■ **EXERCISE DIRECTIONS**
Every entry should be reproduced word for word.

================

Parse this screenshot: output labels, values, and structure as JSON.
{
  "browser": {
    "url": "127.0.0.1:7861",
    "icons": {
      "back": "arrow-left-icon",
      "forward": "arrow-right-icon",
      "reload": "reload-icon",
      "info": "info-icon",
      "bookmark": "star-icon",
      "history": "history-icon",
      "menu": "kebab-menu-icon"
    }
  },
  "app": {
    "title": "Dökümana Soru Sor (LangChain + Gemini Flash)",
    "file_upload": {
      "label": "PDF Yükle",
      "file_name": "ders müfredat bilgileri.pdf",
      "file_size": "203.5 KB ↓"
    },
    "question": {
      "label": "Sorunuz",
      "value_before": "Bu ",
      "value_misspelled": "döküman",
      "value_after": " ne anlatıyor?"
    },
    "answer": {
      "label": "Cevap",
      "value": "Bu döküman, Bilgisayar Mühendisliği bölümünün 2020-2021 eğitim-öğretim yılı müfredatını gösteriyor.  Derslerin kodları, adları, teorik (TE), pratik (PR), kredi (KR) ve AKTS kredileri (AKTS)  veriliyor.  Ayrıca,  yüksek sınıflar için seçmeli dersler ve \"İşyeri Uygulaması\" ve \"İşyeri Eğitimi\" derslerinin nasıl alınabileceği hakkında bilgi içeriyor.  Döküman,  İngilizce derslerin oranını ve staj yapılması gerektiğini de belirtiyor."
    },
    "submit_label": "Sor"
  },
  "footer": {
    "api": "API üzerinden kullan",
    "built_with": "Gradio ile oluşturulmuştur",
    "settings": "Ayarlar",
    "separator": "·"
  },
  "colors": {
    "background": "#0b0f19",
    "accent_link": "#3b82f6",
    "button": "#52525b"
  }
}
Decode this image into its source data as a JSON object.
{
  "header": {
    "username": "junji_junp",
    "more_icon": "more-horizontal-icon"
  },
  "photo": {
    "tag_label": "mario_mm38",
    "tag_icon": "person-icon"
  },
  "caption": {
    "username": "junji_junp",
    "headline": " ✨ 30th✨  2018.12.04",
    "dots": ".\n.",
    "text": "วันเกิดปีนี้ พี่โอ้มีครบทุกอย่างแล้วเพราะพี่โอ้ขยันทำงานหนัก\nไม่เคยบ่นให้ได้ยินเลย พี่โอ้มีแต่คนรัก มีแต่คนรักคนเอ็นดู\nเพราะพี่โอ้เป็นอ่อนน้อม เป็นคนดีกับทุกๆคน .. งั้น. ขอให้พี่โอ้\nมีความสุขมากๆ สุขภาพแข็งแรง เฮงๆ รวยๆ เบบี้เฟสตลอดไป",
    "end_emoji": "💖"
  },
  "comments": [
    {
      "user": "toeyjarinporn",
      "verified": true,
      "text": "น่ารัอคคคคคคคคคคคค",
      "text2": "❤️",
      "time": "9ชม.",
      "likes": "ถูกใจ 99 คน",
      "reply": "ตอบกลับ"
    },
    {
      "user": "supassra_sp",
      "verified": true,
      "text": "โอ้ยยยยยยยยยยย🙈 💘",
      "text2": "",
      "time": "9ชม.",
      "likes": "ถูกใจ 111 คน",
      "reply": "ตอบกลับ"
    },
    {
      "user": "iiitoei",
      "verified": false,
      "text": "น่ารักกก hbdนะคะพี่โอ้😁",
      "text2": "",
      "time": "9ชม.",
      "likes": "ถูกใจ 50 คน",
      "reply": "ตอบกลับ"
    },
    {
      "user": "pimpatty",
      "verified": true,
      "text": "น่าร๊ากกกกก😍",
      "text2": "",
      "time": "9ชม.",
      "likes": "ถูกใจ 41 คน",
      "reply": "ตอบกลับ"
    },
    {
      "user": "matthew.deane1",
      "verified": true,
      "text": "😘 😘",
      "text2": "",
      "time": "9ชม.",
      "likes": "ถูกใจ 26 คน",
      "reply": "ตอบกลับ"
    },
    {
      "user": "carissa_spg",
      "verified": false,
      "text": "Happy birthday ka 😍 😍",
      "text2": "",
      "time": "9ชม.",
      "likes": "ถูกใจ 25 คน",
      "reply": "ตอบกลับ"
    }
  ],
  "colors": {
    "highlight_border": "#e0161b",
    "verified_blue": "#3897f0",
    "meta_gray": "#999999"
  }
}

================

■ **COMPLETED TASK**
Parse this screenshot: output labels, values, and structure as JSON.
{
  "browser": {
    "url": "127.0.0.1:7861",
    "icons": {
      "back": "arrow-left-icon",
      "forward": "arrow-right-icon",
      "reload": "reload-icon",
      "info": "info-icon",
      "bookmark": "star-icon",
      "history": "history-icon",
      "menu": "kebab-menu-icon"
    }
  },
  "app": {
    "title": "Dökümana Soru Sor (LangChain + Gemini Flash)",
    "file_upload": {
      "label": "PDF Yükle",
      "file_name": "ders müfredat bilgileri.pdf",
      "file_size": "203.5 KB ↓"
    },
    "question": {
      "label": "Sorunuz",
      "value_before": "Bu ",
      "value_misspelled": "döküman",
      "value_after": " ne anlatıyor?"
    },
    "answer": {
      "label": "Cevap",
      "value": "Bu döküman, Bilgisayar Mühendisliği bölümünün 2020-2021 eğitim-öğretim yılı müfredatını gösteriyor.  Derslerin kodları, adları, teorik (TE), pratik (PR), kredi (KR) ve AKTS kredileri (AKTS)  veriliyor.  Ayrıca,  yüksek sınıflar için seçmeli dersler ve \"İşyeri Uygulaması\" ve \"İşyeri Eğitimi\" derslerinin nasıl alınabileceği hakkında bilgi içeriyor.  Döküman,  İngilizce derslerin oranını ve staj yapılması gerektiğini de belirtiyor."
    },
    "submit_label": "Sor"
  },
  "footer": {
    "api": "API üzerinden kullan",
    "built_with": "Gradio ile oluşturulmuştur",
    "settings": "Ayarlar",
    "separator": "·"
  },
  "colors": {
    "background": "#0b0f19",
    "accent_link": "#3b82f6",
    "button": "#52525b"
  }
}
Decode this image into its source data as a JSON object.
{
  "header": {
    "username": "junji_junp",
    "more_icon": "more-horizontal-icon"
  },
  "photo": {
    "tag_label": "mario_mm38",
    "tag_icon": "person-icon"
  },
  "caption": {
    "username": "junji_junp",
    "headline": " ✨ 30th✨  2018.12.04",
    "dots": ".\n.",
    "text": "วันเกิดปีนี้ พี่โอ้มีครบทุกอย่างแล้วเพราะพี่โอ้ขยันทำงานหนัก\nไม่เคยบ่นให้ได้ยินเลย พี่โอ้มีแต่คนรัก มีแต่คนรักคนเอ็นดู\nเพราะพี่โอ้เป็นอ่อนน้อม เป็นคนดีกับทุกๆคน .. งั้น. ขอให้พี่โอ้\nมีความสุขมากๆ สุขภาพแข็งแรง เฮงๆ รวยๆ เบบี้เฟสตลอดไป",
    "end_emoji": "💖"
  },
  "comments": [
    {
      "user": "toeyjarinporn",
      "verified": true,
      "text": "น่ารัอคคคคคคคคคคคค",
      "text2": "❤️",
      "time": "9ชม.",
      "likes": "ถูกใจ 99 คน",
      "reply": "ตอบกลับ"
    },
    {
      "user": "supassra_sp",
      "verified": true,
      "text": "โอ้ยยยยยยยยยยย🙈 💘",
      "text2": "",
      "time": "9ชม.",
      "likes": "ถูกใจ 111 คน",
      "reply": "ตอบกลับ"
    },
    {
      "user": "iiitoei",
      "verified": false,
      "text": "น่ารักกก hbdนะคะพี่โอ้😁",
      "text2": "",
      "time": "9ชม.",
      "likes": "ถูกใจ 50 คน",
      "reply": "ตอบกลับ"
    },
    {
      "user": "pimpatty",
      "verified": true,
      "text": "น่าร๊ากกกกก😍",
      "text2": "",
      "time": "9ชม.",
      "likes": "ถูกใจ 41 คน",
      "reply": "ตอบกลับ"
    },
    {
      "user": "matthew.deane1",
      "verified": true,
      "text": "😘 😘",
      "text2": "",
      "time": "9ชม.",
      "likes": "ถูกใจ 26 คน",
      "reply": "ตอบกลับ"
    },
    {
      "user": "carissa_spg",
      "verified": false,
      "text": "Happy birthday ka 😍 😍",
      "text2": "",
      "time": "9ชม.",
      "likes": "ถูกใจ 25 คน",
      "reply": "ตอบกลับ"
    }
  ],
  "colors": {
    "highlight_border": "#e0161b",
    "verified_blue": "#3897f0",
    "meta_gray": "#999999"
  }
}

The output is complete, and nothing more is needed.